* Task item
In the data below, how many lines contain the string "title"? Give only the figure.

* Data to process
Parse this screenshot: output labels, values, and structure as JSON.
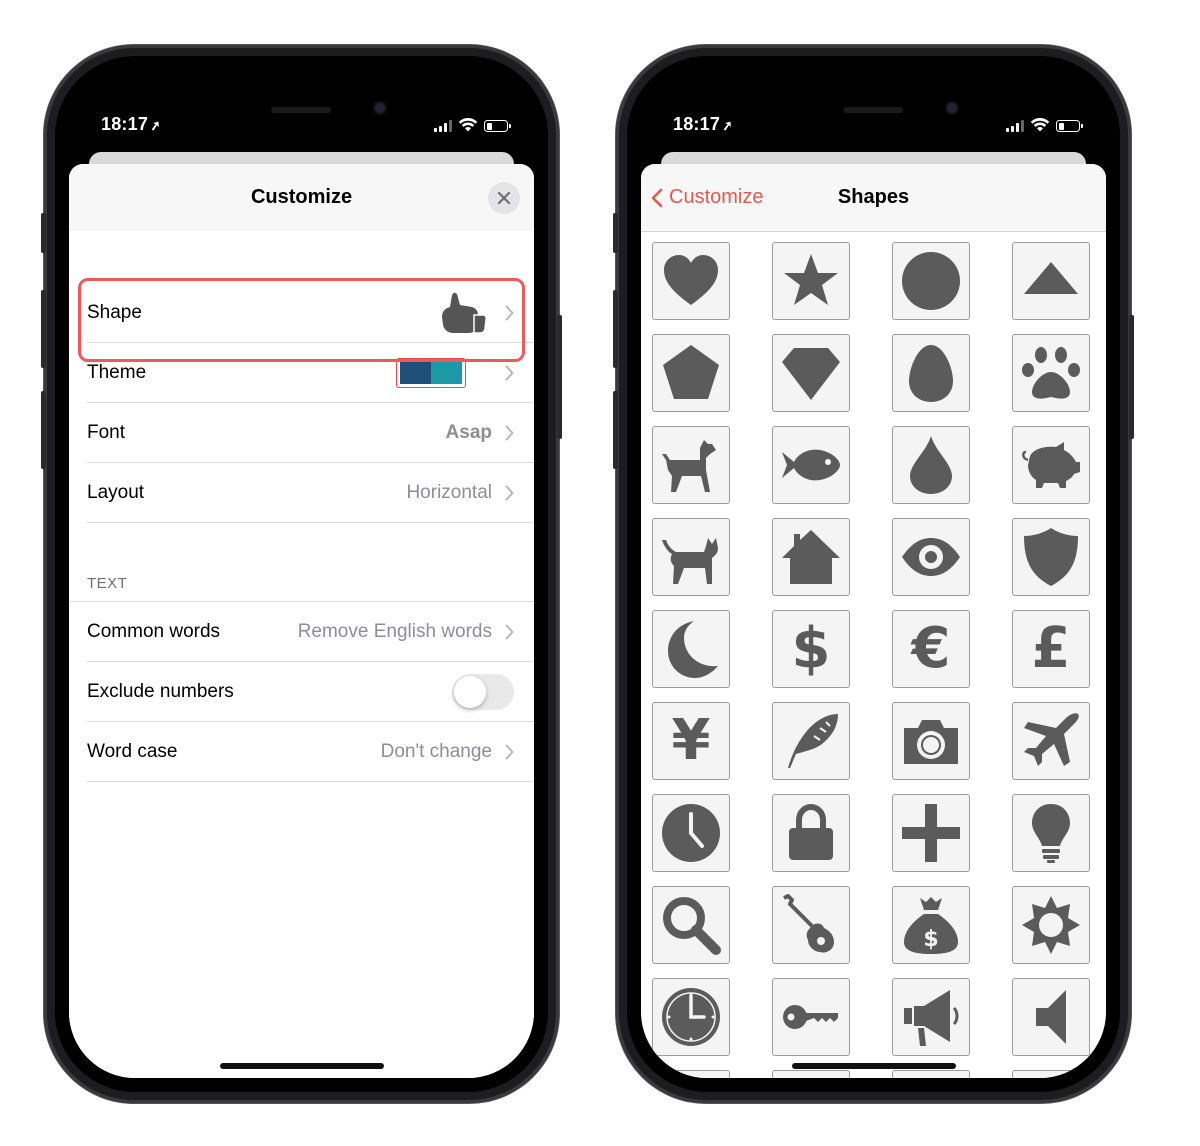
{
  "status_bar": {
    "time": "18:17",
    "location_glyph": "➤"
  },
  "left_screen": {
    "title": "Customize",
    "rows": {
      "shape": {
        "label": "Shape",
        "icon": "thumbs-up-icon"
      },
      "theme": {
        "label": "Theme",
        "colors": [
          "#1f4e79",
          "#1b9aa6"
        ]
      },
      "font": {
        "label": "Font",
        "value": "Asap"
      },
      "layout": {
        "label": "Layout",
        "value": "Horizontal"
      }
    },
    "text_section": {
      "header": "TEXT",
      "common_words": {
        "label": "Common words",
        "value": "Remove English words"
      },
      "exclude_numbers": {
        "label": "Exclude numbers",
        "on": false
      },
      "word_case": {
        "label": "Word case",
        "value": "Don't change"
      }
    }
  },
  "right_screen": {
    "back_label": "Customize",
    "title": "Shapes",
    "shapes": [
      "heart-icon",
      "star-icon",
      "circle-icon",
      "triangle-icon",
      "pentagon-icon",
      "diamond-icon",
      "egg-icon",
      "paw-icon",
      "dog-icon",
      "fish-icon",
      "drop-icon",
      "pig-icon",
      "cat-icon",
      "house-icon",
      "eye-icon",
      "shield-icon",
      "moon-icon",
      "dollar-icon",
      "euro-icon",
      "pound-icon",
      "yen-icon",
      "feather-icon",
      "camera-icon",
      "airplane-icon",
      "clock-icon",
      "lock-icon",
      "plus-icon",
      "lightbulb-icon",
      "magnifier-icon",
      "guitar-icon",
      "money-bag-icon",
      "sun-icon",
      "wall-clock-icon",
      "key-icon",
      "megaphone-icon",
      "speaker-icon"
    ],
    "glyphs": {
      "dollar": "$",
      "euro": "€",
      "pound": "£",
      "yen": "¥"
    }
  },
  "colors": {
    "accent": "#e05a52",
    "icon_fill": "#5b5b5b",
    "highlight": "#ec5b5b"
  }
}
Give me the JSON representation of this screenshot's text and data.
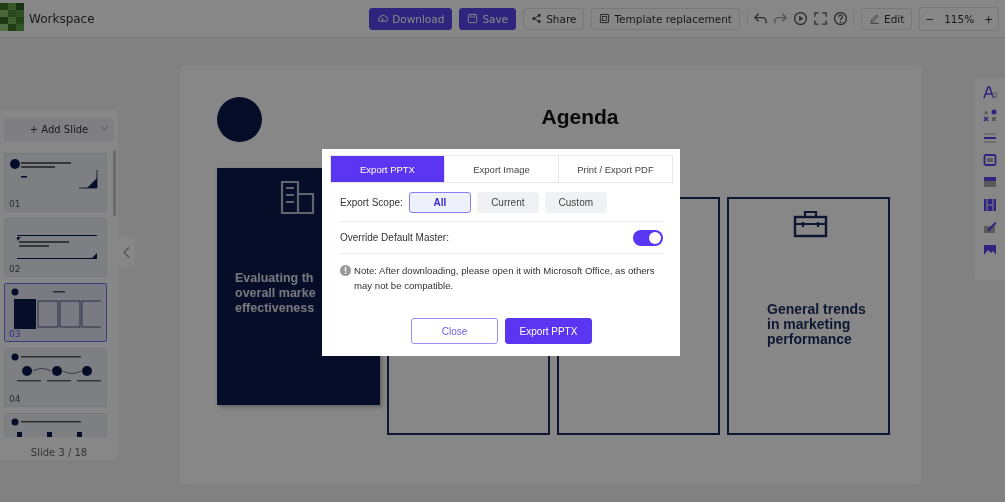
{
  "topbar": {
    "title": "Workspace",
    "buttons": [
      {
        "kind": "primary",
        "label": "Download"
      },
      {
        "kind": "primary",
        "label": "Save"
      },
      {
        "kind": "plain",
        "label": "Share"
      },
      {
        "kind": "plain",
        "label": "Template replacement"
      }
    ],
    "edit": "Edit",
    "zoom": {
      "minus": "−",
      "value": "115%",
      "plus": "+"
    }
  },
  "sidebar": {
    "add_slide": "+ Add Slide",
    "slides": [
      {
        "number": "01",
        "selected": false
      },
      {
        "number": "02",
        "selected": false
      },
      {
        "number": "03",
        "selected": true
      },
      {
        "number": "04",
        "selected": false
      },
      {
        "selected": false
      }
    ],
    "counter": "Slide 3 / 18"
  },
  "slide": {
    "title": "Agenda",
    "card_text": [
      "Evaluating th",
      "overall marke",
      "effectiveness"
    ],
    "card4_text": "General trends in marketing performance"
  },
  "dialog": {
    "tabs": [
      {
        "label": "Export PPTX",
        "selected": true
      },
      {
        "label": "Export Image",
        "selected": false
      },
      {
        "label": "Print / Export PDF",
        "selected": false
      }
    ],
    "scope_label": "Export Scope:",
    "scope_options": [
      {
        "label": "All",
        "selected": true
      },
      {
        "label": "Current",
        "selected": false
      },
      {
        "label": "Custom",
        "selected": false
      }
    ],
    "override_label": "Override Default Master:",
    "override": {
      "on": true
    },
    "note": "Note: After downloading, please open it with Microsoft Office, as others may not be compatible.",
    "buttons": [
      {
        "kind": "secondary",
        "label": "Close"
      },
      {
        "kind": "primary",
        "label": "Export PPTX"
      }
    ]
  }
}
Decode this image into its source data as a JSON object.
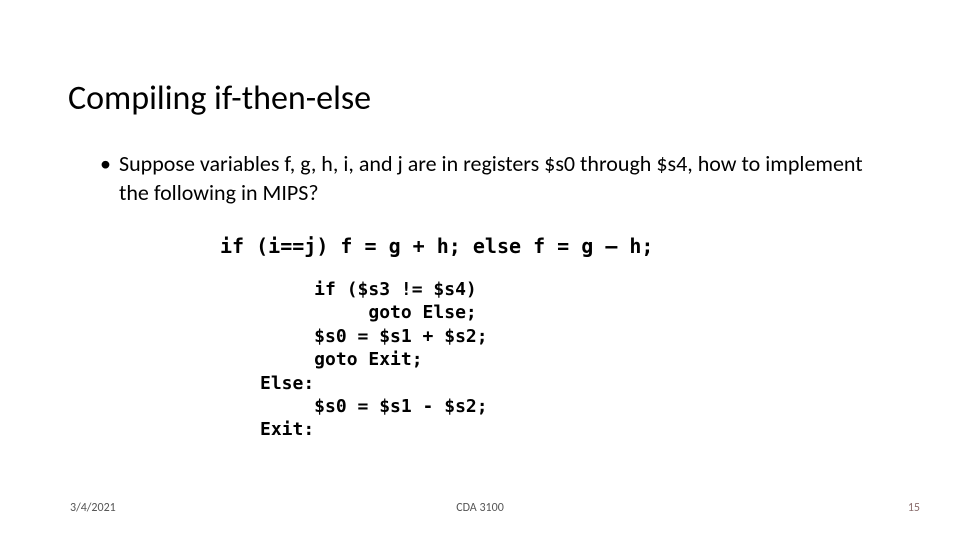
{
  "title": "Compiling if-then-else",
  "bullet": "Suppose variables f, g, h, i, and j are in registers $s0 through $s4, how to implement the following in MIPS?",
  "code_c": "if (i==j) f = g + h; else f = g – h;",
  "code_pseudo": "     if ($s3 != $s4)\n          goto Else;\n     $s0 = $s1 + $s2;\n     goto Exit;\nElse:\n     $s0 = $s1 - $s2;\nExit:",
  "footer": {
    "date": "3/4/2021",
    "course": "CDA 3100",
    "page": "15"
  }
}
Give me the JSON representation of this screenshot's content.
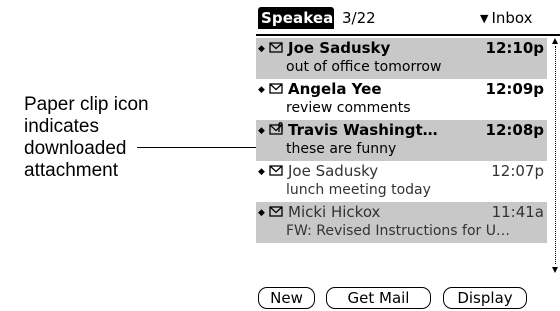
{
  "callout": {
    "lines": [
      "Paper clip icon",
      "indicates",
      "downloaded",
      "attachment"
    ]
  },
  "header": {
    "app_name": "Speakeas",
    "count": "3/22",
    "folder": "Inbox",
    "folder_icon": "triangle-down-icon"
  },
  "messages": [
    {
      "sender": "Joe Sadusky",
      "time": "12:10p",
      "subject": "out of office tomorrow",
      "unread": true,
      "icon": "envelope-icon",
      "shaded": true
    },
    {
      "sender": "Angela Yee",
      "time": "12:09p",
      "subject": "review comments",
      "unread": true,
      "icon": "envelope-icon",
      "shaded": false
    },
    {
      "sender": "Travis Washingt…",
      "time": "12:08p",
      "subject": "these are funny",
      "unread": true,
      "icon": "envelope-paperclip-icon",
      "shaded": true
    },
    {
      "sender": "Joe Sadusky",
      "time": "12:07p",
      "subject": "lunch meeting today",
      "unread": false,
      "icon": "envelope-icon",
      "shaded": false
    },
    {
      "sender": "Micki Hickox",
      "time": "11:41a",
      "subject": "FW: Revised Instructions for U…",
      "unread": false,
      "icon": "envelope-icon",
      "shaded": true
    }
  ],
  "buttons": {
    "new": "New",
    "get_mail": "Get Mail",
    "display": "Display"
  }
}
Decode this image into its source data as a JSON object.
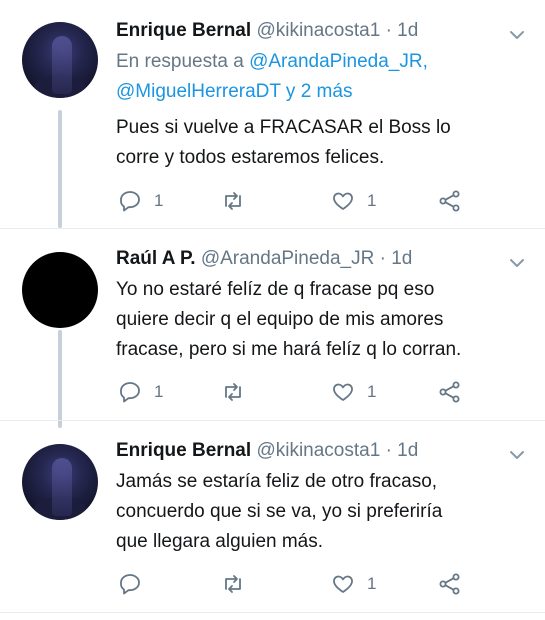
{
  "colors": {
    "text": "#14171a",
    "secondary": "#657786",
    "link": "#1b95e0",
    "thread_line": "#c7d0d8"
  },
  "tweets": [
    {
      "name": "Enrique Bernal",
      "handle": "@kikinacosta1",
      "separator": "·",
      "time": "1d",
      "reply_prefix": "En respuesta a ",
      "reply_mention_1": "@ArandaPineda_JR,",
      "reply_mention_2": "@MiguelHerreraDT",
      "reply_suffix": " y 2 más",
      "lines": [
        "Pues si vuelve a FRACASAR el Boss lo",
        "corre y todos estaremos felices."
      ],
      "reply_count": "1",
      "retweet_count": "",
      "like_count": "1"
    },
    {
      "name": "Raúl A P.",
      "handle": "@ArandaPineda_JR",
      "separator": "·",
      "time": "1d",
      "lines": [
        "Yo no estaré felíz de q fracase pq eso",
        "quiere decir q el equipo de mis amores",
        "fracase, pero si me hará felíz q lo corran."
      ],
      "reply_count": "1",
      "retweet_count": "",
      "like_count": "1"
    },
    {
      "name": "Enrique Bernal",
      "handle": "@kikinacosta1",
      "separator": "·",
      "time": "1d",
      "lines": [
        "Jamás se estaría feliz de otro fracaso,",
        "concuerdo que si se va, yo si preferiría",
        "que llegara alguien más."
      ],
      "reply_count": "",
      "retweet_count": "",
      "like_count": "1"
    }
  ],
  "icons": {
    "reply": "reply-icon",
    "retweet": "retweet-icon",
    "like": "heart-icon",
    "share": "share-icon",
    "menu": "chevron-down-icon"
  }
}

* Result for this task
5